**GOAL OF THE EXERCISE**
When a line of the records below contains the string "fichiers", copy that whole line.

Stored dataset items
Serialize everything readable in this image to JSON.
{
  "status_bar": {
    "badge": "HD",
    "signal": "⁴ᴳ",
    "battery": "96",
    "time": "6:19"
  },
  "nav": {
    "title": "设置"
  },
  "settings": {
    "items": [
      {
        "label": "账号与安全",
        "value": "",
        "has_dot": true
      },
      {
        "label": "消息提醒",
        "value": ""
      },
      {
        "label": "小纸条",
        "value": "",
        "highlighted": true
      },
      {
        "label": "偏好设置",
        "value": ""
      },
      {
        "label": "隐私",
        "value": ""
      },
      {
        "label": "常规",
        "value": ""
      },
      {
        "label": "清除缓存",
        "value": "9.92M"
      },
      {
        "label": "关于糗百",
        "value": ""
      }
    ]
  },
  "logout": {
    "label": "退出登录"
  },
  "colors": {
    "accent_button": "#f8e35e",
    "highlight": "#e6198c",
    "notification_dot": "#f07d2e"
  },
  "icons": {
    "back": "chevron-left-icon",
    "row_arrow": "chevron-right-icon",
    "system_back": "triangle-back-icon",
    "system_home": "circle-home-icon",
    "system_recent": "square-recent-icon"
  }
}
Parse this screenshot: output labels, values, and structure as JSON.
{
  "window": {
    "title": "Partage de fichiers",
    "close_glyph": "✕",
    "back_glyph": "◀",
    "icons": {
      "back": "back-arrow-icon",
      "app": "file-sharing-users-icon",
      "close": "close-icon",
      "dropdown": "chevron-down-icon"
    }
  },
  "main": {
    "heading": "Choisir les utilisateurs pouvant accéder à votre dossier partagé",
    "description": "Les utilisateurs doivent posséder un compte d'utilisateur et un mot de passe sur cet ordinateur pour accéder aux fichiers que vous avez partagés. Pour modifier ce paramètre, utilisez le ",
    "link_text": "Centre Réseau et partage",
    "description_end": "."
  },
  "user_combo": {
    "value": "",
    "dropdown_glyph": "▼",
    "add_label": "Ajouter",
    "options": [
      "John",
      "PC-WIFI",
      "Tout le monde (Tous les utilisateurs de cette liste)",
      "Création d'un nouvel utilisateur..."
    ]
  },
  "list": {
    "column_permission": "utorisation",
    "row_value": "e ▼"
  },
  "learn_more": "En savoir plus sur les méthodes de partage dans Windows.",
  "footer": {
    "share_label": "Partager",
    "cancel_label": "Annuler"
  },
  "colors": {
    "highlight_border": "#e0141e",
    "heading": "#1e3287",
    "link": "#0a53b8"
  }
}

**FINISHED TASK**
    "title": "Partage de fichiers",
    "description": "Les utilisateurs doivent posséder un compte d'utilisateur et un mot de passe sur cet ordinateur pour accéder aux fichiers que vous avez partagés. Pour modifier ce paramètre, utilisez le ",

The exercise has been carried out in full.